┏━━

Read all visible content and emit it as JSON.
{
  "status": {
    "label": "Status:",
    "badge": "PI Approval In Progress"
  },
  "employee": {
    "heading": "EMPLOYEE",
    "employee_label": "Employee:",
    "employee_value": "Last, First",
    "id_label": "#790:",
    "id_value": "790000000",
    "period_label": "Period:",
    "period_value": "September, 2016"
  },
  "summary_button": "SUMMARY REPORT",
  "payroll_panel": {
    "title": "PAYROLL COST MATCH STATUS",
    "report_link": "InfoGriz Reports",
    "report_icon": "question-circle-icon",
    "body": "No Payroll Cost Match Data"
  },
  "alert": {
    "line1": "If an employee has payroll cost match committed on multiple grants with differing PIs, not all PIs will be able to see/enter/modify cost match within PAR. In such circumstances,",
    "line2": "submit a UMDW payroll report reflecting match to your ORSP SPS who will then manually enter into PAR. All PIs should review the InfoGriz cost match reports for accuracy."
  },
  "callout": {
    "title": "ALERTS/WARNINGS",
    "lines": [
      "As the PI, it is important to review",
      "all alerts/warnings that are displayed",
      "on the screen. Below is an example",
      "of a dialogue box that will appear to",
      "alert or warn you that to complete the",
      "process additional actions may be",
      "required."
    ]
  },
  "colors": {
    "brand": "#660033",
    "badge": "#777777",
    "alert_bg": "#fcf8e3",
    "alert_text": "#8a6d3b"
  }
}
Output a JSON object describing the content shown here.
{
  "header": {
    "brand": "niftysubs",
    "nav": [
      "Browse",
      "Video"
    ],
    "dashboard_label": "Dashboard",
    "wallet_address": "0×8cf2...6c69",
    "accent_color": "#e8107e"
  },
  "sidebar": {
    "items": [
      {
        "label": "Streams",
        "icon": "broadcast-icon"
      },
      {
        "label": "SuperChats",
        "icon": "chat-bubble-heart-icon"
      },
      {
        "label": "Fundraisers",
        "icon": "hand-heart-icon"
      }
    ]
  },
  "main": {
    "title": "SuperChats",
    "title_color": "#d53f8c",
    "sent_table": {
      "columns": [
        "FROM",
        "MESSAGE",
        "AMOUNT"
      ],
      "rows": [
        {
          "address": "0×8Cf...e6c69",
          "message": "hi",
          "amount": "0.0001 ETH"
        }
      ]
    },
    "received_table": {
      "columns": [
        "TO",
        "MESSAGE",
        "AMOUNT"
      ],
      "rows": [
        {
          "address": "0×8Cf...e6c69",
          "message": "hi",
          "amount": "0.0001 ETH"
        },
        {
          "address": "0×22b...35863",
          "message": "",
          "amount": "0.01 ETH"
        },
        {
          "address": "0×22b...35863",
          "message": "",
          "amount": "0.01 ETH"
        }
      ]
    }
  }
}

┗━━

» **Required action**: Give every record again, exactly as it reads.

» **Output below**:
Read all visible content and emit it as JSON.
{
  "status": {
    "label": "Status:",
    "badge": "PI Approval In Progress"
  },
  "employee": {
    "heading": "EMPLOYEE",
    "employee_label": "Employee:",
    "employee_value": "Last, First",
    "id_label": "#790:",
    "id_value": "790000000",
    "period_label": "Period:",
    "period_value": "September, 2016"
  },
  "summary_button": "SUMMARY REPORT",
  "payroll_panel": {
    "title": "PAYROLL COST MATCH STATUS",
    "report_link": "InfoGriz Reports",
    "report_icon": "question-circle-icon",
    "body": "No Payroll Cost Match Data"
  },
  "alert": {
    "line1": "If an employee has payroll cost match committed on multiple grants with differing PIs, not all PIs will be able to see/enter/modify cost match within PAR. In such circumstances,",
    "line2": "submit a UMDW payroll report reflecting match to your ORSP SPS who will then manually enter into PAR. All PIs should review the InfoGriz cost match reports for accuracy."
  },
  "callout": {
    "title": "ALERTS/WARNINGS",
    "lines": [
      "As the PI, it is important to review",
      "all alerts/warnings that are displayed",
      "on the screen. Below is an example",
      "of a dialogue box that will appear to",
      "alert or warn you that to complete the",
      "process additional actions may be",
      "required."
    ]
  },
  "colors": {
    "brand": "#660033",
    "badge": "#777777",
    "alert_bg": "#fcf8e3",
    "alert_text": "#8a6d3b"
  }
}
Output a JSON object describing the content shown here.
{
  "header": {
    "brand": "niftysubs",
    "nav": [
      "Browse",
      "Video"
    ],
    "dashboard_label": "Dashboard",
    "wallet_address": "0×8cf2...6c69",
    "accent_color": "#e8107e"
  },
  "sidebar": {
    "items": [
      {
        "label": "Streams",
        "icon": "broadcast-icon"
      },
      {
        "label": "SuperChats",
        "icon": "chat-bubble-heart-icon"
      },
      {
        "label": "Fundraisers",
        "icon": "hand-heart-icon"
      }
    ]
  },
  "main": {
    "title": "SuperChats",
    "title_color": "#d53f8c",
    "sent_table": {
      "columns": [
        "FROM",
        "MESSAGE",
        "AMOUNT"
      ],
      "rows": [
        {
          "address": "0×8Cf...e6c69",
          "message": "hi",
          "amount": "0.0001 ETH"
        }
      ]
    },
    "received_table": {
      "columns": [
        "TO",
        "MESSAGE",
        "AMOUNT"
      ],
      "rows": [
        {
          "address": "0×8Cf...e6c69",
          "message": "hi",
          "amount": "0.0001 ETH"
        },
        {
          "address": "0×22b...35863",
          "message": "",
          "amount": "0.01 ETH"
        },
        {
          "address": "0×22b...35863",
          "message": "",
          "amount": "0.01 ETH"
        }
      ]
    }
  }
}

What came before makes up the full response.